As we’ve explained before, it typically isn’t difficult or complex to remove software on the Mac OS X. That’s because, unlike on older versions of Windows, Macs don’t require background components to run apps, nor do they change files that contain system settings. However, every so often, a Mac OS X user will run into a snag: either an old file that simply doesn’t seem to have had all its components removed, or the corrupt component of a file. These are the scenarios in which the regular method of removing the file by deletion just won’t cut it. So, what can you do in such situations? You can run software like Clean My Mac 2, which will usually take care of business for you, or you can try to go it alone. Here are the three types of software that you might want to do away with, on your OS X-running Mac.
Most apps appear as single icons, stored in the Applications folder on your hard drive, which means that, in order to remove them, all you have to do is drag the app’s icon over to the Trash bin. This will initiate the uninstallation process. Bear in mind that certain apps, such as the Adobe or Microsoft Office suites include several apps in a single folder; meanwhile, some other apps are stored on your desktop. Also, in order to begin uninstalling, you will need to provide the Mac with admin rights (which means you’ll probably need a password). Once you’ve done this, you can move on the following step to fully remove software on the Mac OS X
Removing system preferences and support files
This type of file can be found in two distinct locations on the hard drive of your Mac, so if you want to remove software on the Mac OS X, you will need to check out both of them. Confusingly enough, they’re both called Library – one is located on the uppermost level of your hard drive, while the other is situated in the Home Folder. Look through them, for files and folders that either bear the name of the software you’re trying to remove, or its vendor (Apple, Adobe, Microsoft, etc.). Look inside the Application Support Folder, in PreferencePanes, Preferences, etc. Hint: the files you’re looking for usually have the .plist extension and their names begin with ‘com.’.
Proceed at your own risk: Kernels and hidden files
If you’ve reached this step of the process and you still don’t believe you’ve eliminated the problem, you’re probably dealing with a kernel extension or hidden file. The problem is that it’s risky to delete such files on your own, so, at this point, you have several options:
– Research the types of components your specific piece of software is using – you wouldn’t want to accidentally delete a kernel extension that you still need;
– Call some form of tech support;
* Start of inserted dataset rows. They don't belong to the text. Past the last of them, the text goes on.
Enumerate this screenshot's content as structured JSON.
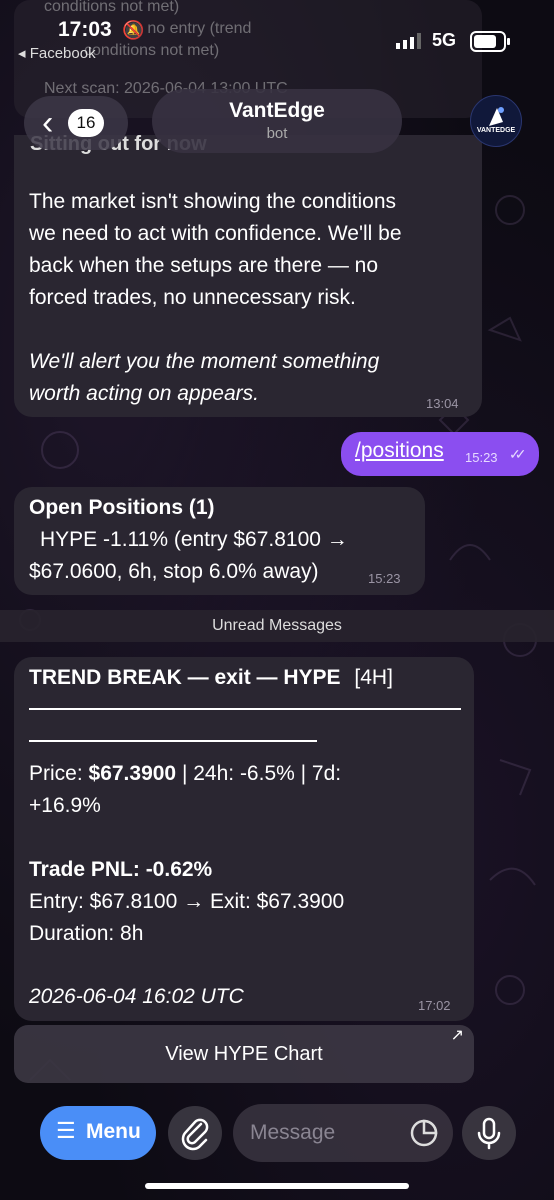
{
  "status_bar": {
    "time": "17:03",
    "back_app": "◂ Facebook",
    "network": "5G"
  },
  "ghost_message": {
    "line1": "conditions not met)",
    "line2": "– no entry (trend",
    "line3": "conditions not met)",
    "line4": "Next scan: 2026-06-04 13:00 UTC",
    "time": "13:04"
  },
  "header": {
    "back_count": "16",
    "bot_name": "VantEdge",
    "subtitle": "bot",
    "avatar_label": "VANTEDGE"
  },
  "messages": {
    "msg1": {
      "partial_header": "Sitting out for now",
      "lines": [
        "The market isn't showing the conditions",
        "we need to act with confidence. We'll be",
        "back when the setups are there — no",
        "forced trades, no unnecessary risk."
      ],
      "italic_lines": [
        "We'll alert you the moment something",
        "worth acting on appears."
      ],
      "time": "13:04"
    },
    "outgoing": {
      "text": "/positions",
      "time": "15:23"
    },
    "msg2": {
      "title": "Open Positions (1)",
      "line1": "HYPE   -1.11%  (entry $67.8100 →",
      "line2": "$67.0600, 6h, stop 6.0% away)",
      "time": "15:23"
    },
    "unread_label": "Unread Messages",
    "msg3": {
      "title": "TREND BREAK — exit — HYPE",
      "timeframe": "[4H]",
      "price_label": "Price: ",
      "price_value": "$67.3900",
      "price_rest": "  |  24h: -6.5%  |  7d:",
      "price_line2": "+16.9%",
      "pnl": "Trade PNL: -0.62%",
      "entry_exit": "Entry: $67.8100  →  Exit: $67.3900",
      "duration": "Duration: 8h",
      "timestamp": "2026-06-04 16:02 UTC",
      "time": "17:02"
    },
    "chart_button": "View HYPE Chart"
  },
  "input_bar": {
    "menu_label": "Menu",
    "placeholder": "Message"
  },
  "colors": {
    "accent": "#8b4ef0",
    "menu": "#4a8ef7",
    "bubble": "#2a2631"
  }
}
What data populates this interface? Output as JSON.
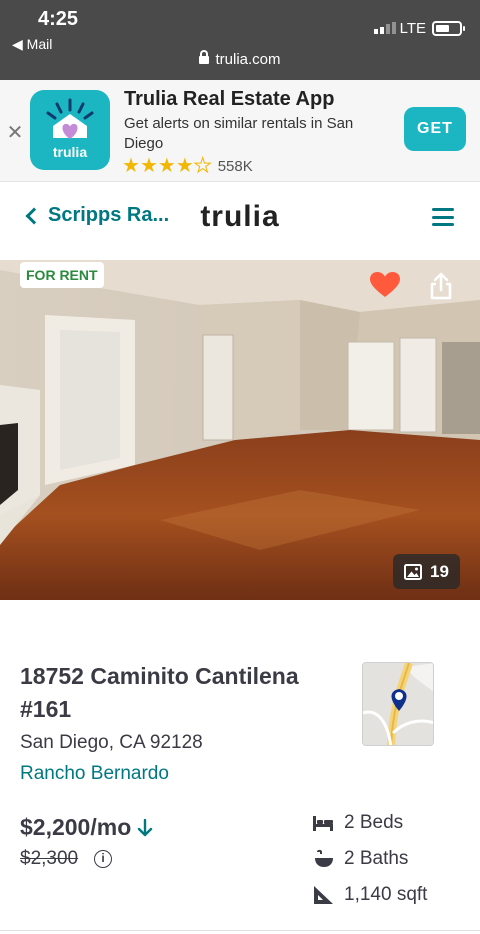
{
  "status_bar": {
    "time": "4:25",
    "back_label": "◀ Mail",
    "network": "LTE",
    "url": "trulia.com",
    "signal_bars": 4,
    "signal_filled": 2,
    "battery_level": 0.6
  },
  "app_banner": {
    "close_glyph": "✕",
    "icon_label": "trulia",
    "title": "Trulia Real Estate App",
    "subtitle": "Get alerts on similar rentals in San Diego",
    "rating": 4.5,
    "rating_count": "558K",
    "get_label": "GET",
    "accent_color": "#1bb6c1"
  },
  "nav": {
    "back_label": "Scripps Ra...",
    "logo_text": "trulia",
    "accent_color": "#007882"
  },
  "photo": {
    "badge": "FOR RENT",
    "favorited": true,
    "photo_count": "19"
  },
  "listing": {
    "address": "18752 Caminito Cantilena #161",
    "city_state_zip": "San Diego, CA 92128",
    "neighborhood": "Rancho Bernardo",
    "price": "$2,200/mo",
    "old_price": "$2,300",
    "info_glyph": "i",
    "beds": "2 Beds",
    "baths": "2 Baths",
    "sqft": "1,140 sqft"
  }
}
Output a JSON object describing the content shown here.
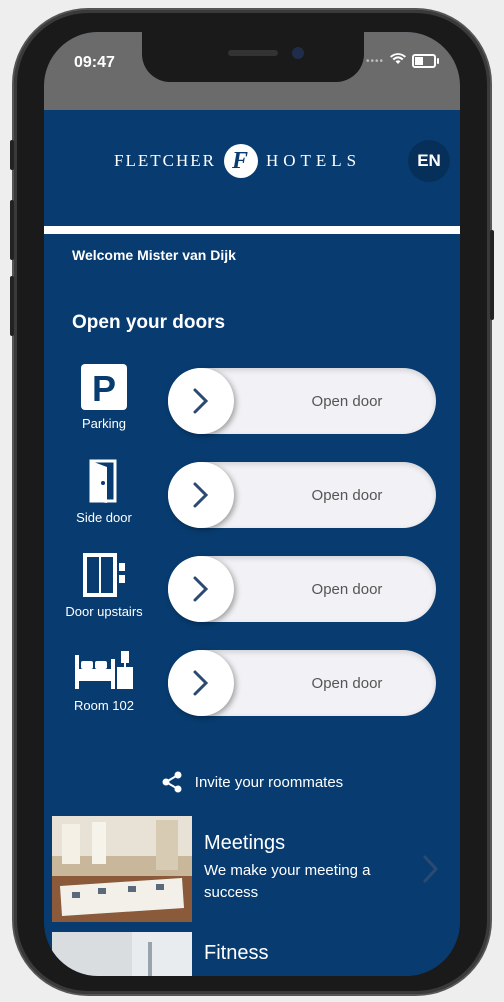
{
  "status": {
    "time": "09:47"
  },
  "header": {
    "brand_left": "FLETCHER",
    "brand_logo": "F",
    "brand_right": "HOTELS",
    "language": "EN"
  },
  "welcome": "Welcome Mister van Dijk",
  "doors": {
    "title": "Open your doors",
    "items": [
      {
        "label": "Parking",
        "icon": "parking-icon",
        "action": "Open door"
      },
      {
        "label": "Side door",
        "icon": "door-icon",
        "action": "Open door"
      },
      {
        "label": "Door upstairs",
        "icon": "elevator-icon",
        "action": "Open door"
      },
      {
        "label": "Room 102",
        "icon": "bed-icon",
        "action": "Open door"
      }
    ]
  },
  "invite": {
    "label": "Invite your roommates",
    "icon": "share-icon"
  },
  "promos": [
    {
      "title": "Meetings",
      "subtitle": "We make your meeting a success"
    },
    {
      "title": "Fitness",
      "subtitle": ""
    }
  ],
  "colors": {
    "primary": "#083c70",
    "slider": "#f2f2f6",
    "chevron": "#2b4a73"
  }
}
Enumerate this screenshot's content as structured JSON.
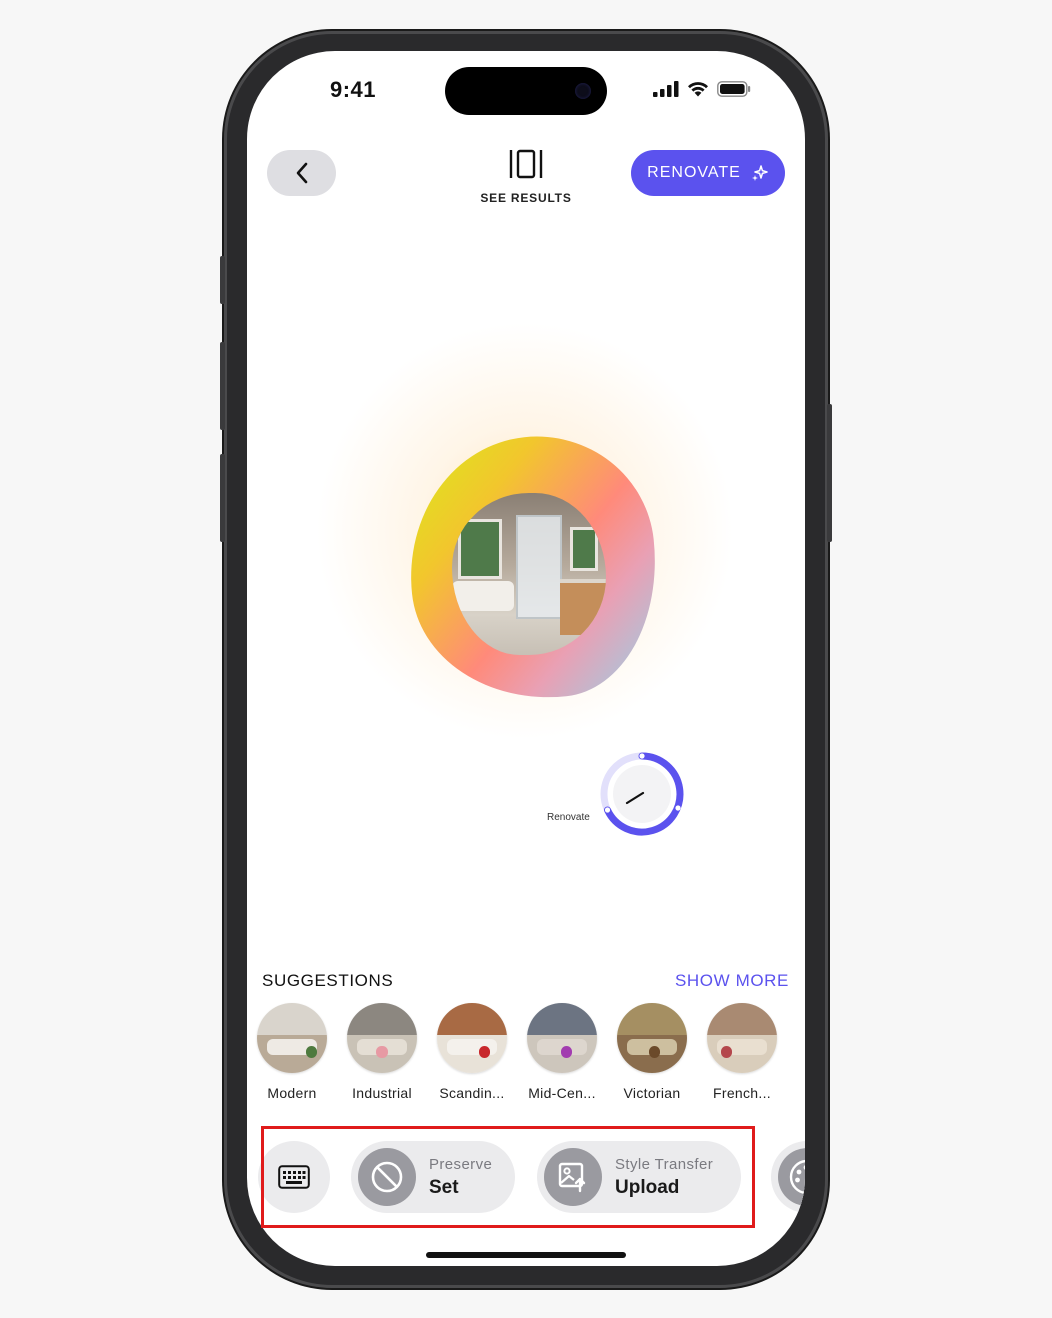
{
  "status": {
    "time": "9:41"
  },
  "header": {
    "see_results_label": "SEE RESULTS",
    "renovate_label": "RENOVATE"
  },
  "canvas": {
    "dial_label": "Renovate"
  },
  "suggestions": {
    "title": "SUGGESTIONS",
    "show_more": "SHOW MORE",
    "items": [
      {
        "label": "Modern"
      },
      {
        "label": "Industrial"
      },
      {
        "label": "Scandin..."
      },
      {
        "label": "Mid-Cen..."
      },
      {
        "label": "Victorian"
      },
      {
        "label": "French..."
      }
    ]
  },
  "toolbar": {
    "preserve": {
      "sub": "Preserve",
      "main": "Set"
    },
    "style_transfer": {
      "sub": "Style Transfer",
      "main": "Upload"
    }
  },
  "colors": {
    "accent": "#5b52ee",
    "highlight": "#e01b1b",
    "pill_background": "#ebebed"
  },
  "icons": {
    "back": "chevron-left-icon",
    "results": "compare-panels-icon",
    "renovate": "sparkles-icon",
    "keyboard": "keyboard-icon",
    "preserve": "prohibit-icon",
    "upload": "image-upload-icon",
    "palette": "palette-icon"
  }
}
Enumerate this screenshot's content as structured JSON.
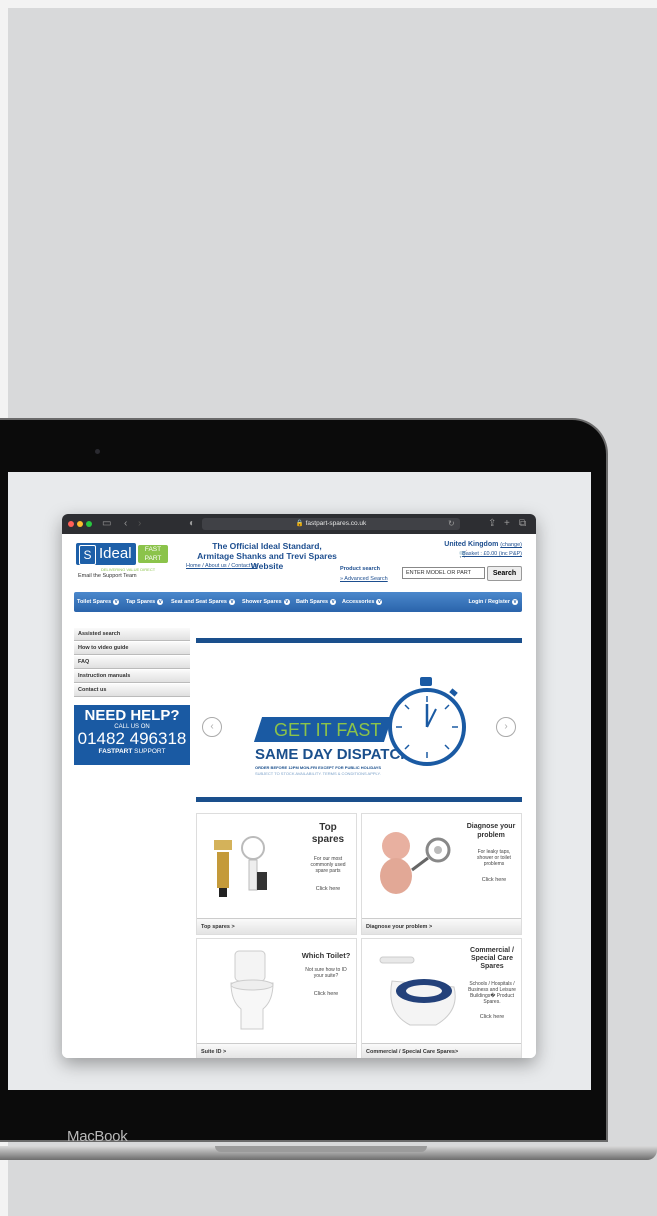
{
  "device": {
    "brand_label": "MacBook"
  },
  "browser": {
    "url": "fastpart-spares.co.uk"
  },
  "header": {
    "logo_main": "Ideal",
    "logo_fast": "FAST",
    "logo_part": "PART",
    "logo_tagline": "DELIVERING VALUE DIRECT",
    "email_team": "Email the Support Team",
    "site_title_line1": "The Official Ideal Standard,",
    "site_title_line2": "Armitage Shanks and Trevi Spares Website",
    "nav_home": "Home",
    "nav_about": "About us",
    "nav_contact": "Contact us",
    "country": "United Kingdom",
    "country_change": "(change)",
    "basket": "Basket : £0.00 (inc P&P)",
    "product_search_label": "Product search",
    "advanced_search": "» Advanced Search",
    "search_placeholder": "ENTER MODEL OR PART",
    "search_button": "Search"
  },
  "menu": {
    "items": [
      "Toilet Spares",
      "Tap Spares",
      "Seat and Seat Spares",
      "Shower Spares",
      "Bath Spares",
      "Accessories"
    ],
    "login": "Login / Register"
  },
  "sidebar": {
    "items": [
      "Assisted search",
      "How to video guide",
      "FAQ",
      "Instruction manuals",
      "Contact us"
    ],
    "help_title": "NEED HELP?",
    "help_call": "CALL US ON",
    "help_phone": "01482 496318",
    "help_support_1": "FASTPART",
    "help_support_2": "SUPPORT"
  },
  "banner": {
    "headline": "GET IT FAST",
    "subheadline": "SAME DAY DISPATCH",
    "line1": "ORDER BEFORE 12PM MON-FRI EXCEPT FOR PUBLIC HOLIDAYS",
    "line2": "SUBJECT TO STOCK AVAILABILITY. TERMS & CONDITIONS APPLY."
  },
  "tiles": [
    {
      "title_1": "Top",
      "title_2": "spares",
      "desc": "For our most commonly used spare parts",
      "click": "Click here",
      "footer": "Top spares >"
    },
    {
      "title_1": "Diagnose your",
      "title_2": "problem",
      "desc": "For leaky taps, shower or toilet problems",
      "click": "Click here",
      "footer": "Diagnose your problem >"
    },
    {
      "title_1": "Which Toilet?",
      "title_2": "",
      "desc": "Not sure how to ID your suite?",
      "click": "Click here",
      "footer": "Suite ID >"
    },
    {
      "title_1": "Commercial /",
      "title_2": "Special Care Spares",
      "desc": "Schools / Hospitals / Business and Leisure Buildings� Product Spares.",
      "click": "Click here",
      "footer": "Commercial / Special Care Spares>"
    }
  ],
  "colors": {
    "brand_blue": "#1a5aa3",
    "brand_green": "#8bc34a",
    "menu_blue": "#3577bf"
  }
}
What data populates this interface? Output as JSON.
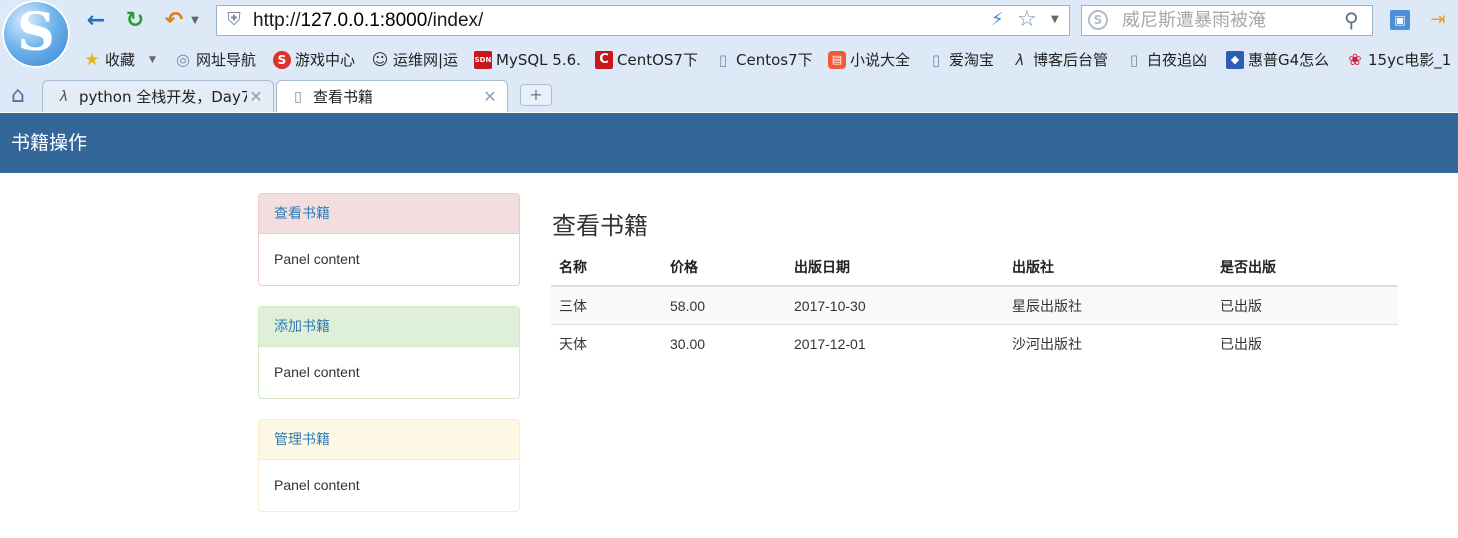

– Run a dedicated app that can completely remove software on the Mac OS X.
If you still want to go ahead and move or delete hidden files or kernel extensions, you can find out more about this process here. However, it’s absolutely crucial that, before you do, you boot from a second Mac computer or external hard drive. At all points during the process, you need to be sure that you can undo any harmful changes. You will find kernel extensions in System/Library/Extensions and they bear the .kext extension. Most apps that use such extensions (and are likely to cause conflicts) are anti-virus programs, device syncing software, printers, etc..